Ellis is now in bad shape. The Germans have Muntze locked up, as well as some members of the organization. Those left decide to raid the prison to get all of their members out. Only once again, the Nazis are ahead of the game and anticipating this. The raid goes horribly wrong, and the Nazis pop out of prison cells, firing away. They then bring Ellis in and show her that they know the organization has their office bugged. The intentionally now have a conversation in which they make it sound like Ellis is working for them and is the one who has been feeding them information. This conversation takes place with the Nazis knowing that the Dutch are listening in on the conversation.

Not too long after this, the war ends. Only things get even worse for Ellis. The Dutch now think that she is the mole who sold them out, and they lock her away in a prison, alongside the Nazi women who are her real worst enemies. Meanwhile, Muntze, in his cell, is doing worse than ever too.
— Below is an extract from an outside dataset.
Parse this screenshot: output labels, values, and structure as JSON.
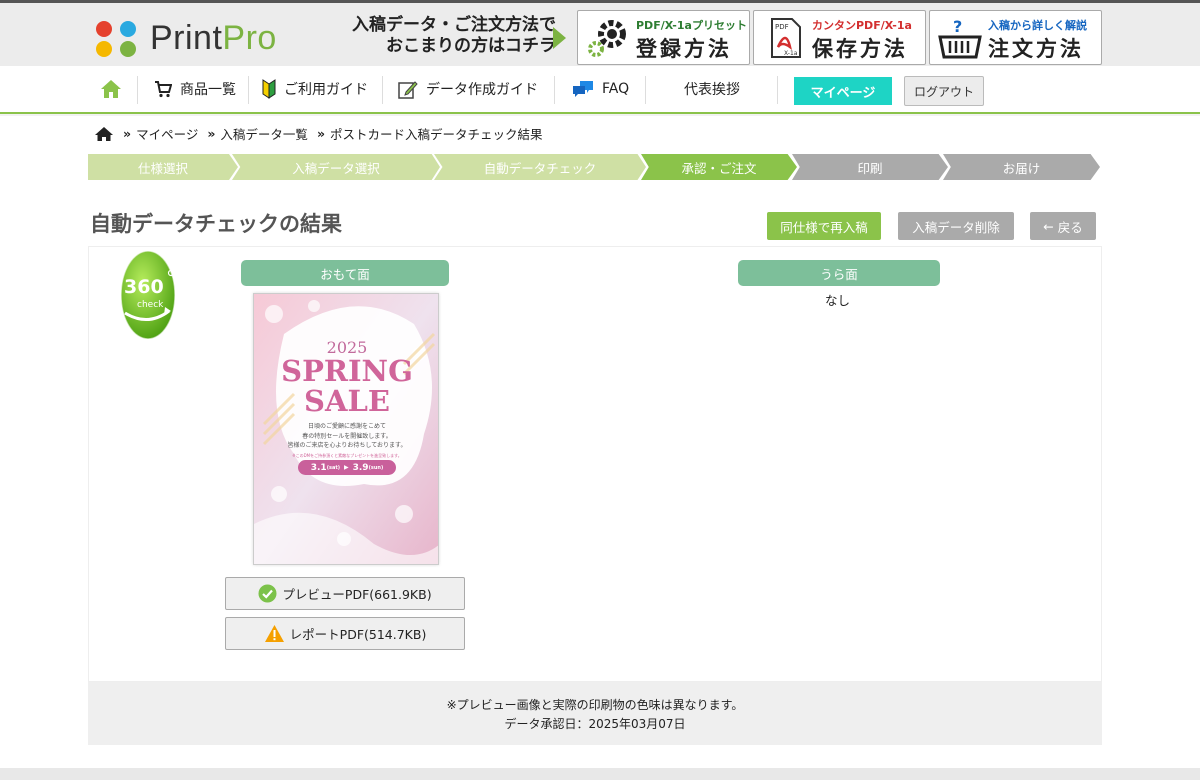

The Nazi soldiers manage to convince the Dutch that even though the war is over, they have the right to exercise judgement and punishment on their own man. The Dutch agree and so Muntze is given the punishment that the Germans had planned for him.

Ellis, meanwhile, is rescued by a man who is the resistance organization with her, and now she starts looking for the person who was the real spy, herself. There are at least two more twists here, in the final portion of the movie, with Ellis first being convinced that the spy is someone and then realizing that she was wrong and finding out who the real villain is. It’s all pretty great. The movie is long, but each portion is scary and hunting in its own way. Ellis has a number of situations where one might expect things to suddenly get better for her, (like when the Germans lose the war,) and instead, it only gets worse.


Black Book is an excellent film. It is haunting and epic-feeling in all the right ways. This movie really captures the senseless murder that the Nazis did to people and how those who survived it managed to remain alive. For Ellis, our protagonist, we watch her go through all different stages of the war. We see her staying with a family, then spying on the Nazis and working for the resistance, and finally, locked away as a prisoner of the people she was on the same side as. It’s pretty emotional. On top of that, the movie also serves as a mystery with the questions of who the spies were that fed the German their information, always looming over our heads. The movie might be kind of long, but you don’t feel it when watching. This is a pretty powerful film.